But the core problem remains the same.  This tournament is going on too long.  And the group stages just do not matter.  Ireland should be heading into the next round with England getting on the plane home.  But that is highly unlikely to happen.  For the 2015 World Cup, the ICC's solution is to put just 10 teams into the tournament.  Many feel that this is a bad decision and the associate nations should be allowed their days in the sun.

So here is my plan for the next World Cup:

  • 4 groups of 4 teams
  • Top 2 teams progress to quarter finals
  • Straight knockout stages from quarter finals onwards

If you play two games a day during the group stages, then the competition can be over within a month.

It's how FIFA run their World Cup.  "Ah, but that means that the big games won't necessarily take place" cry the ICC.  Why does that matter?  We don't see Brazil v Argentina or England v Germany at every football World Cup.  It makes it more special when these games do take place in a major tournament.  And it's not as if these big clashes won't take in the next four years anyway, is it?  Ultimately, the ICC are too obsessed with money and milking the tournament for what it is worth.  A streamlined tournament would give cricket a far better reputation.  Is there any other sport that has a debate over the structure of its World Cup every time it takes place?

The other issue with the World Cup is that there are too many ICC global events.  The Champions Trophy should be axed.  The 50 over World Cup should be run every four years, as it is now.  A Twenty20 World Cup should be run every four years, in the middle year, thus mirroring the structure that football uses of having a big tournament every two years (Euros and World Cup).  When a team wins the trophy, they would be world champions in that form of the game for four years.  This has far more longevity than the "run a tournament every year" mentality that the ICC currently appear to hold.  I accept that the short-term income might fall, but surely it is better for the game in the long term that we have a sensible structure of tournaments.

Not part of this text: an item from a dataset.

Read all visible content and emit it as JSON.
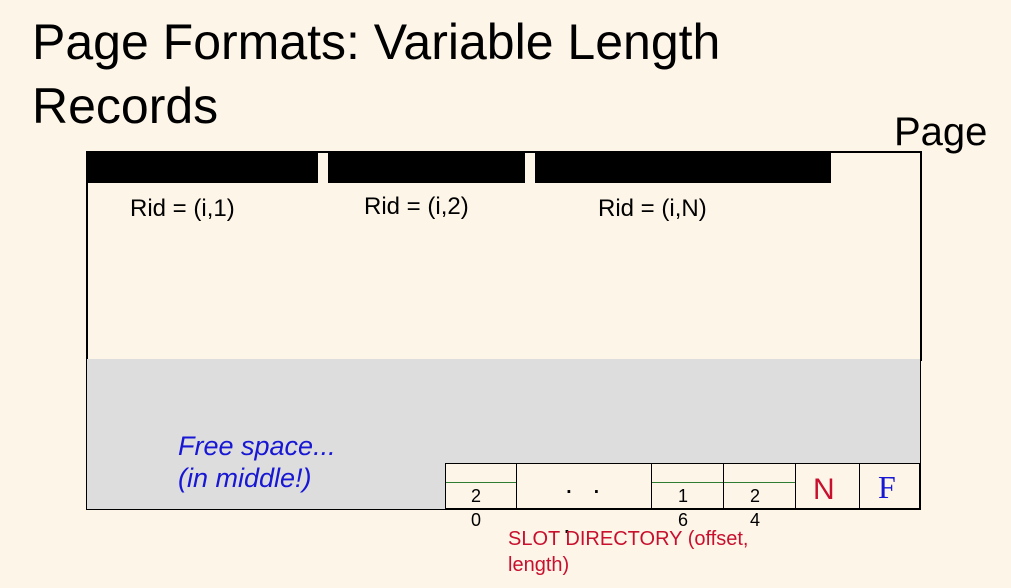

One ICC decision that I do agree with is to hold a World Test Championship.  The idea of the top four sides playing each other in semi-finals and then a final will determine the winner.  I feel that this is a very good move.  It gives a context to the test cricket that is played all over the world and gives us an overall number one side.

World champions for 20 over, 50 over and Test match cricket.  Now that is a good idea.  If only the tournaments themselves made a little more sense…